JFK was my father's hero, both for his good and bad qualities. He was absolutely fascinated by the glamour of "Camelot." He adored Jackie. He held an enduring affection for the whole family and offered to do "pro-bono" free-lance publicity for Robert Jr's environmental causes. He also loved the dark side. The womanizing, the Rat Pack connection, even the negative allegations about the old man's money and the mob links and the West Virginia primary.
For my mother, I think it was Bobby, and the idealism and the hope of THAT campaign. I haven't checked with her, but I recall hearing that she was alone with me and my sister (ages 4 and barely 4 months) on the night that Bobby was killed.
I was in love with the Kennedys as long as I can remember, reading every book I could find, including the most serious and the trashiest. (The first time I ever read about a threesome, was probably in Judith Campell Exner's book. Both JFK and Frank tried to get her in bed with another woman. Both times she says she refused.) I adored movies and made-for-tv films about any Kennedy and I'd pretty much fall in love with any actor who played one. Peter Strauss in "Young Joe the Forgotten Kennedy," William Devane and Martin Sheen as Jack and Bobby in "Missiles of October," Cliff Robertson in PT109. (Rumor is that JFK wanted Warren Beatty.)
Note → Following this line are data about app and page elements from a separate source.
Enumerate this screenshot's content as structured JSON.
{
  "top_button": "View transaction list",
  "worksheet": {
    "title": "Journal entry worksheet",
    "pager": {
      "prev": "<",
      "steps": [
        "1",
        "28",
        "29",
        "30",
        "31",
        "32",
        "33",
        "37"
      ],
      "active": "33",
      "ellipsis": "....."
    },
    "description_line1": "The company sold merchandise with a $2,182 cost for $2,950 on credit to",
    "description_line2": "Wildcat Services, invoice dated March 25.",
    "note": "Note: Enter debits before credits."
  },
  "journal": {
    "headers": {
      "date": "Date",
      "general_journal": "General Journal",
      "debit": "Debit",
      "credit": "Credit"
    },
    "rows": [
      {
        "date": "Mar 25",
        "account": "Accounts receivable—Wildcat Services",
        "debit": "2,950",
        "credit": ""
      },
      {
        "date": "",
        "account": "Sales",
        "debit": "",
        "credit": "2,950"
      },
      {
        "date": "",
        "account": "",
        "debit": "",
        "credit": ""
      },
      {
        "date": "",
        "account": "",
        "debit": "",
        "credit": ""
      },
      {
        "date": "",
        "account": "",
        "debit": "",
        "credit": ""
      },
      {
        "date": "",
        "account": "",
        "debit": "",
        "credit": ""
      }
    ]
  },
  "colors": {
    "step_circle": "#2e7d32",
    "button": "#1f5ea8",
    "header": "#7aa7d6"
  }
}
My "first" campaign was 1976. I remember being at some kind of Carter/Mondale event, and a tee-shirt, green on white, with a logo of a big grin and a dachshund that said "Grits and Fritz in 76." But I don't know how I got there. The first campaign I made a conscious decision on was Senator Kennedy's run against Carter for the nomination in 1980, and that was all about my Kennedy love.
We know there are no inevitables in history, but I like to believe that there was no way Carter could have won in 1980 and that the primary fight didn't create the Reagan Victory, but this could be my personal version of "Isn't it pretty to think so."
I should have known it was a losing battle. Even my father, with his Kennedy love, told me, point blank, "Mary Jo's lying in the grave." I can remember the night of the Roger Mudd interview and watching the Senator try to answer the question "Why do you want to want to be president," and not have an answer. It was not a great moment. There was nothing there. For a man who was such a great orator and who did have the Kennedy glamour, it just didn't happen that night and it sort of ended the campaign right there, but the primaries went on.
I had a lot of fun being sixteen and hanging out with the Kennedy people who were running the New Jersey Primary campaign and believe it or not, I was actually (not ironically) rather shocked when they pulled out some pot one night.
My greatest moment was the rally in Maywood. I was out there on a suburban street selling buttons and bumper stickers, but the Senator was on the other side of a police barricade shaking hands, and one of my fellow campaign workers said "Come on over!" so I ducked under the police barricade (which was probably not the smartest thing I've ever done) and got over there and got to shake his hand! I was thrilled. High point of the campaign, for me personally, but the greatest moment of the campaign period was the speech at the convention.
For all those whose cares have been our concern, the work goes on, the cause endures, the hope still lives, and the dream shall never die.
No matter how many times I heard that last week during all the coverage, it STILL gets to me.
In 1988, I saw him again at a Dukakis Rally at Mission High. This was a few weeks after the convention when the polls were still high and before the Lee Atwater attack machine had started to do their dirty work. In other words, we though we were going to win. The Senator gave a spanish language version of his speech from the convention. Instead of "Where was George?" it was "Donde estaba Jorge." Again, I risked a brush with the secret service to get close enough to shake his hand. By then you could see the age setting into his face and a little bloat. It was sad, but he was still the Senator and it was electrifying to be there.
Flash forward to 2008 and the speech at the convention in Denver. It had taken some time, but by then I was on the Barack Bandwagon. I was also going through the first motorcycle accident. The Democratic National Convention in Denver took place while hubby was in the "skilled nursing facility" a/k/a "nursing home hell" from the accident. So I didn't get to see the speech until the replay later that night, but it was amazing, everything from the Ken Burns film to the surprise appearance. You could tell he was in bad shape and was probably saying good bye to the party and maybe the country but when he said those words and finished up with the allusion to the 1980 speech, I guarantee you there wasn't a dry eye in the house, certainly not at my apartment.
I know some of you are a lot younger than me, and maybe JFK Jr. was your Kennedy. Maybe you don't even have a Kennedy. But my Kennedy is gone, and it's sad, although at least he got to have a long life, and now he's somewhere with his brothers and sisters.
Goodbye Senator Kennedy. I'll miss you. You were my Kennedy.